§ Work instruction:
Each record must appear in the answer exactly as it does in the data.

§ Data:
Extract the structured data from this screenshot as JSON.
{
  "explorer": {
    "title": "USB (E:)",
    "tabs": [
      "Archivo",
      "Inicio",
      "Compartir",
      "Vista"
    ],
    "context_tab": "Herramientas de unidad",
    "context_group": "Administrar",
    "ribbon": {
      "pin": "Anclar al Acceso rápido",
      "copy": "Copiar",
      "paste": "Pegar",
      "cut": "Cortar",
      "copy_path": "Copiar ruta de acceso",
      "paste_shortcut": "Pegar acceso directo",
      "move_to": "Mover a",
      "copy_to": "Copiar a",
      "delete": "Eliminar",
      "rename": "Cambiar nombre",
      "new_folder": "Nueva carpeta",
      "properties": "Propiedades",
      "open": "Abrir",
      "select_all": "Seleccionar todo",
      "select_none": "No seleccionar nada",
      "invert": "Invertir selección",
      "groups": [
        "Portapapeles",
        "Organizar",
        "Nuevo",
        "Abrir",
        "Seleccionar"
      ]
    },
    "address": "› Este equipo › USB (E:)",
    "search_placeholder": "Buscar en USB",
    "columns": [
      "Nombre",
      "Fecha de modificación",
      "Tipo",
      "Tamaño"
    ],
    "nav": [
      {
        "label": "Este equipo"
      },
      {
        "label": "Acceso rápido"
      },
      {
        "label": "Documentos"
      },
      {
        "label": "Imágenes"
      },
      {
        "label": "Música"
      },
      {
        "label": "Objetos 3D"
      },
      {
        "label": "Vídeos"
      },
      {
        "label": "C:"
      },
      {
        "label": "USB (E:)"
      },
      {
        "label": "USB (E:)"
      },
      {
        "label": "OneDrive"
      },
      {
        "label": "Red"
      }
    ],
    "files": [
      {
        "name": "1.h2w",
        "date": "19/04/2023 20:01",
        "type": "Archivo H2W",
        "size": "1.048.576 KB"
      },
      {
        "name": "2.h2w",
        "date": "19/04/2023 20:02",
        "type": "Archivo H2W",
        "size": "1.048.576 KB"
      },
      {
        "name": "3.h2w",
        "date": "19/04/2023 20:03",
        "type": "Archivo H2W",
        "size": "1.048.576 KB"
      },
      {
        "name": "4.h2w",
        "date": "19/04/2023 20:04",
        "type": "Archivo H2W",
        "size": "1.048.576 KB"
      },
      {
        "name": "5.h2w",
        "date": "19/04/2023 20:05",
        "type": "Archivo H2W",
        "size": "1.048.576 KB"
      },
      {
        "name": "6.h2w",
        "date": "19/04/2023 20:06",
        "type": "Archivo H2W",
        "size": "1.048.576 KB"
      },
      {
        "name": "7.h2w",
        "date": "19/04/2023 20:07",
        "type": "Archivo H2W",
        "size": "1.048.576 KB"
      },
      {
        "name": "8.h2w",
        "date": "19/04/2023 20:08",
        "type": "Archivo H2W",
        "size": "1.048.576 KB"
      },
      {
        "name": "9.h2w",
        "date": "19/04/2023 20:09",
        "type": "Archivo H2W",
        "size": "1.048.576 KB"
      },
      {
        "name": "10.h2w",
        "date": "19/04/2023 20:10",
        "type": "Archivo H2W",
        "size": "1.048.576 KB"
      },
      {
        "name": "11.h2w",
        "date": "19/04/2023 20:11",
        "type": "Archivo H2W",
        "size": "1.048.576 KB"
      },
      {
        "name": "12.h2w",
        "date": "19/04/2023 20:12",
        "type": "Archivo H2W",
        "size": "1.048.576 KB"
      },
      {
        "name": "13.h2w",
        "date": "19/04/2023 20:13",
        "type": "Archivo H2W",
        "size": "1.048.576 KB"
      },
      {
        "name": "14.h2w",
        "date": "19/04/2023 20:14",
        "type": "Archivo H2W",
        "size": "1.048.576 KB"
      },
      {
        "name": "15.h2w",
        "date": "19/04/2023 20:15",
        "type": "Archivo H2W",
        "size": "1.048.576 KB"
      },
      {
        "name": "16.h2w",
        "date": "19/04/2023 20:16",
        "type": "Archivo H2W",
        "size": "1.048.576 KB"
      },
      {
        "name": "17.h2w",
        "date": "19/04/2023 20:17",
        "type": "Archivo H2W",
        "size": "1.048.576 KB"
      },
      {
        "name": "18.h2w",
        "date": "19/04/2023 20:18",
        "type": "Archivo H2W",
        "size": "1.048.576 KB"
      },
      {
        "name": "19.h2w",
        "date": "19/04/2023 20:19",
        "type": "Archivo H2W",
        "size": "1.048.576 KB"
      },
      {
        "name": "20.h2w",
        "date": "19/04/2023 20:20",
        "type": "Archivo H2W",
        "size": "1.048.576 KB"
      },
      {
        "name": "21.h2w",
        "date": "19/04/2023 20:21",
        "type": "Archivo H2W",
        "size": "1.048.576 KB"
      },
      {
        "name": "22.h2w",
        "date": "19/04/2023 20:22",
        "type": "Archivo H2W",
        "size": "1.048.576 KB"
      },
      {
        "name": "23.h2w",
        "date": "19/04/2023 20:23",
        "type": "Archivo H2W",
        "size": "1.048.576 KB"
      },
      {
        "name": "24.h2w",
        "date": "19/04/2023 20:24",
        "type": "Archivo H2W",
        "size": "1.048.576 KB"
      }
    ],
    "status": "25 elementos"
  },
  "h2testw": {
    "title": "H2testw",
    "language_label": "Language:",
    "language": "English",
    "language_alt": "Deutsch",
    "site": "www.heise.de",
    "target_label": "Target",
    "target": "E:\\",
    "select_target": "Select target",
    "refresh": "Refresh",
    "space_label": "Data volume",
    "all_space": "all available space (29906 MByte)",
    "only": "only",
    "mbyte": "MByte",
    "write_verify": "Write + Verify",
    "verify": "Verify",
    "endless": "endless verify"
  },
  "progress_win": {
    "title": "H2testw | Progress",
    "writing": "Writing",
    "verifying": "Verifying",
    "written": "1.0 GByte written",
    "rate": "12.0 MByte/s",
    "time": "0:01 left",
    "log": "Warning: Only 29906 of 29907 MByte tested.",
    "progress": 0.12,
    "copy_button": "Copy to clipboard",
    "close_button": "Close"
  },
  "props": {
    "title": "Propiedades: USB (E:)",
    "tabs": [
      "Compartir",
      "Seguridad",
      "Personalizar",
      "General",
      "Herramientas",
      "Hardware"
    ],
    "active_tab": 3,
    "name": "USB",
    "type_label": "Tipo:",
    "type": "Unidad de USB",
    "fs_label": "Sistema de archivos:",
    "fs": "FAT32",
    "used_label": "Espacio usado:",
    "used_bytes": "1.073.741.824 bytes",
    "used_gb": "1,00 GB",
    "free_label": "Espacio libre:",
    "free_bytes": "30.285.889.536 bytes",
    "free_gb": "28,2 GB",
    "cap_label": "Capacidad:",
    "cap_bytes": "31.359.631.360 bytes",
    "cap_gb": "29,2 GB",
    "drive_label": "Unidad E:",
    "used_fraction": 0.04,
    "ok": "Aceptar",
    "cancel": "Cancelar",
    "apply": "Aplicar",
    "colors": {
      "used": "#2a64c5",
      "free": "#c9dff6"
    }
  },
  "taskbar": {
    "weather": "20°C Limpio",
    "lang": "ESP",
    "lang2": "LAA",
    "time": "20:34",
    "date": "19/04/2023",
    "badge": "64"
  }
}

§ Task response:
Extract the structured data from this screenshot as JSON.
{
  "explorer": {
    "title": "USB (E:)",
    "tabs": [
      "Archivo",
      "Inicio",
      "Compartir",
      "Vista"
    ],
    "context_tab": "Herramientas de unidad",
    "context_group": "Administrar",
    "ribbon": {
      "pin": "Anclar al Acceso rápido",
      "copy": "Copiar",
      "paste": "Pegar",
      "cut": "Cortar",
      "copy_path": "Copiar ruta de acceso",
      "paste_shortcut": "Pegar acceso directo",
      "move_to": "Mover a",
      "copy_to": "Copiar a",
      "delete": "Eliminar",
      "rename": "Cambiar nombre",
      "new_folder": "Nueva carpeta",
      "properties": "Propiedades",
      "open": "Abrir",
      "select_all": "Seleccionar todo",
      "select_none": "No seleccionar nada",
      "invert": "Invertir selección",
      "groups": [
        "Portapapeles",
        "Organizar",
        "Nuevo",
        "Abrir",
        "Seleccionar"
      ]
    },
    "address": "› Este equipo › USB (E:)",
    "search_placeholder": "Buscar en USB",
    "columns": [
      "Nombre",
      "Fecha de modificación",
      "Tipo",
      "Tamaño"
    ],
    "nav": [
      {
        "label": "Este equipo"
      },
      {
        "label": "Acceso rápido"
      },
      {
        "label": "Documentos"
      },
      {
        "label": "Imágenes"
      },
      {
        "label": "Música"
      },
      {
        "label": "Objetos 3D"
      },
      {
        "label": "Vídeos"
      },
      {
        "label": "C:"
      },
      {
        "label": "USB (E:)"
      },
      {
        "label": "USB (E:)"
      },
      {
        "label": "OneDrive"
      },
      {
        "label": "Red"
      }
    ],
    "files": [
      {
        "name": "1.h2w",
        "date": "19/04/2023 20:01",
        "type": "Archivo H2W",
        "size": "1.048.576 KB"
      },
      {
        "name": "2.h2w",
        "date": "19/04/2023 20:02",
        "type": "Archivo H2W",
        "size": "1.048.576 KB"
      },
      {
        "name": "3.h2w",
        "date": "19/04/2023 20:03",
        "type": "Archivo H2W",
        "size": "1.048.576 KB"
      },
      {
        "name": "4.h2w",
        "date": "19/04/2023 20:04",
        "type": "Archivo H2W",
        "size": "1.048.576 KB"
      },
      {
        "name": "5.h2w",
        "date": "19/04/2023 20:05",
        "type": "Archivo H2W",
        "size": "1.048.576 KB"
      },
      {
        "name": "6.h2w",
        "date": "19/04/2023 20:06",
        "type": "Archivo H2W",
        "size": "1.048.576 KB"
      },
      {
        "name": "7.h2w",
        "date": "19/04/2023 20:07",
        "type": "Archivo H2W",
        "size": "1.048.576 KB"
      },
      {
        "name": "8.h2w",
        "date": "19/04/2023 20:08",
        "type": "Archivo H2W",
        "size": "1.048.576 KB"
      },
      {
        "name": "9.h2w",
        "date": "19/04/2023 20:09",
        "type": "Archivo H2W",
        "size": "1.048.576 KB"
      },
      {
        "name": "10.h2w",
        "date": "19/04/2023 20:10",
        "type": "Archivo H2W",
        "size": "1.048.576 KB"
      },
      {
        "name": "11.h2w",
        "date": "19/04/2023 20:11",
        "type": "Archivo H2W",
        "size": "1.048.576 KB"
      },
      {
        "name": "12.h2w",
        "date": "19/04/2023 20:12",
        "type": "Archivo H2W",
        "size": "1.048.576 KB"
      },
      {
        "name": "13.h2w",
        "date": "19/04/2023 20:13",
        "type": "Archivo H2W",
        "size": "1.048.576 KB"
      },
      {
        "name": "14.h2w",
        "date": "19/04/2023 20:14",
        "type": "Archivo H2W",
        "size": "1.048.576 KB"
      },
      {
        "name": "15.h2w",
        "date": "19/04/2023 20:15",
        "type": "Archivo H2W",
        "size": "1.048.576 KB"
      },
      {
        "name": "16.h2w",
        "date": "19/04/2023 20:16",
        "type": "Archivo H2W",
        "size": "1.048.576 KB"
      },
      {
        "name": "17.h2w",
        "date": "19/04/2023 20:17",
        "type": "Archivo H2W",
        "size": "1.048.576 KB"
      },
      {
        "name": "18.h2w",
        "date": "19/04/2023 20:18",
        "type": "Archivo H2W",
        "size": "1.048.576 KB"
      },
      {
        "name": "19.h2w",
        "date": "19/04/2023 20:19",
        "type": "Archivo H2W",
        "size": "1.048.576 KB"
      },
      {
        "name": "20.h2w",
        "date": "19/04/2023 20:20",
        "type": "Archivo H2W",
        "size": "1.048.576 KB"
      },
      {
        "name": "21.h2w",
        "date": "19/04/2023 20:21",
        "type": "Archivo H2W",
        "size": "1.048.576 KB"
      },
      {
        "name": "22.h2w",
        "date": "19/04/2023 20:22",
        "type": "Archivo H2W",
        "size": "1.048.576 KB"
      },
      {
        "name": "23.h2w",
        "date": "19/04/2023 20:23",
        "type": "Archivo H2W",
        "size": "1.048.576 KB"
      },
      {
        "name": "24.h2w",
        "date": "19/04/2023 20:24",
        "type": "Archivo H2W",
        "size": "1.048.576 KB"
      }
    ],
    "status": "25 elementos"
  },
  "h2testw": {
    "title": "H2testw",
    "language_label": "Language:",
    "language": "English",
    "language_alt": "Deutsch",
    "site": "www.heise.de",
    "target_label": "Target",
    "target": "E:\\",
    "select_target": "Select target",
    "refresh": "Refresh",
    "space_label": "Data volume",
    "all_space": "all available space (29906 MByte)",
    "only": "only",
    "mbyte": "MByte",
    "write_verify": "Write + Verify",
    "verify": "Verify",
    "endless": "endless verify"
  },
  "progress_win": {
    "title": "H2testw | Progress",
    "writing": "Writing",
    "verifying": "Verifying",
    "written": "1.0 GByte written",
    "rate": "12.0 MByte/s",
    "time": "0:01 left",
    "log": "Warning: Only 29906 of 29907 MByte tested.",
    "progress": 0.12,
    "copy_button": "Copy to clipboard",
    "close_button": "Close"
  },
  "props": {
    "title": "Propiedades: USB (E:)",
    "tabs": [
      "Compartir",
      "Seguridad",
      "Personalizar",
      "General",
      "Herramientas",
      "Hardware"
    ],
    "active_tab": 3,
    "name": "USB",
    "type_label": "Tipo:",
    "type": "Unidad de USB",
    "fs_label": "Sistema de archivos:",
    "fs": "FAT32",
    "used_label": "Espacio usado:",
    "used_bytes": "1.073.741.824 bytes",
    "used_gb": "1,00 GB",
    "free_label": "Espacio libre:",
    "free_bytes": "30.285.889.536 bytes",
    "free_gb": "28,2 GB",
    "cap_label": "Capacidad:",
    "cap_bytes": "31.359.631.360 bytes",
    "cap_gb": "29,2 GB",
    "drive_label": "Unidad E:",
    "used_fraction": 0.04,
    "ok": "Aceptar",
    "cancel": "Cancelar",
    "apply": "Aplicar",
    "colors": {
      "used": "#2a64c5",
      "free": "#c9dff6"
    }
  },
  "taskbar": {
    "weather": "20°C Limpio",
    "lang": "ESP",
    "lang2": "LAA",
    "time": "20:34",
    "date": "19/04/2023",
    "badge": "64"
  }
}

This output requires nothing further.